[Excerpts from a dataset]
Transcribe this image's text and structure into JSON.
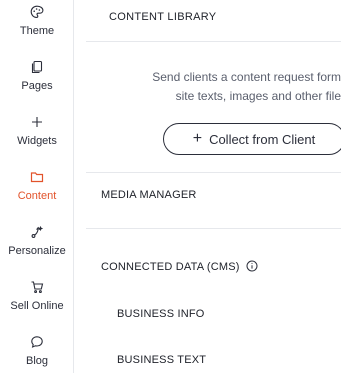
{
  "sidebar": {
    "items": [
      {
        "label": "Theme",
        "icon": "palette-icon",
        "active": false
      },
      {
        "label": "Pages",
        "icon": "pages-icon",
        "active": false
      },
      {
        "label": "Widgets",
        "icon": "plus-icon",
        "active": false
      },
      {
        "label": "Content",
        "icon": "folder-icon",
        "active": true
      },
      {
        "label": "Personalize",
        "icon": "personalize-icon",
        "active": false
      },
      {
        "label": "Sell Online",
        "icon": "cart-icon",
        "active": false
      },
      {
        "label": "Blog",
        "icon": "speech-bubble-icon",
        "active": false
      }
    ],
    "active_color": "#e2532b"
  },
  "panel": {
    "title": "CONTENT LIBRARY",
    "description_line1": "Send clients a content request form",
    "description_line2": "site texts, images and other file",
    "collect_button_plus": "+",
    "collect_button_label": "Collect from Client",
    "media_manager": "MEDIA MANAGER",
    "connected_data": "CONNECTED DATA (CMS)",
    "business_info": "BUSINESS INFO",
    "business_text": "BUSINESS TEXT"
  }
}
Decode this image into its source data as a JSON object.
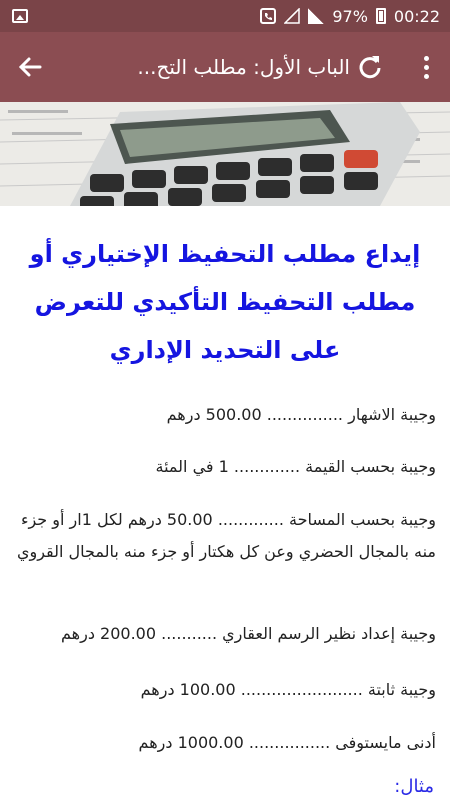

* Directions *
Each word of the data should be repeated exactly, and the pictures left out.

* Response to this task *
Transcribe this image's text and structure into JSON.
{
  "sidebar": {
    "items": [
      {
        "label": "Theme",
        "icon": "palette-icon",
        "active": false
      },
      {
        "label": "Pages",
        "icon": "pages-icon",
        "active": false
      },
      {
        "label": "Widgets",
        "icon": "plus-icon",
        "active": false
      },
      {
        "label": "Content",
        "icon": "folder-icon",
        "active": true
      },
      {
        "label": "Personalize",
        "icon": "personalize-icon",
        "active": false
      },
      {
        "label": "Sell Online",
        "icon": "cart-icon",
        "active": false
      },
      {
        "label": "Blog",
        "icon": "speech-bubble-icon",
        "active": false
      }
    ],
    "active_color": "#e2532b"
  },
  "panel": {
    "title": "CONTENT LIBRARY",
    "description_line1": "Send clients a content request form",
    "description_line2": "site texts, images and other file",
    "collect_button_plus": "+",
    "collect_button_label": "Collect from Client",
    "media_manager": "MEDIA MANAGER",
    "connected_data": "CONNECTED DATA (CMS)",
    "business_info": "BUSINESS INFO",
    "business_text": "BUSINESS TEXT"
  }
}
Decode this image into its source data as a JSON object.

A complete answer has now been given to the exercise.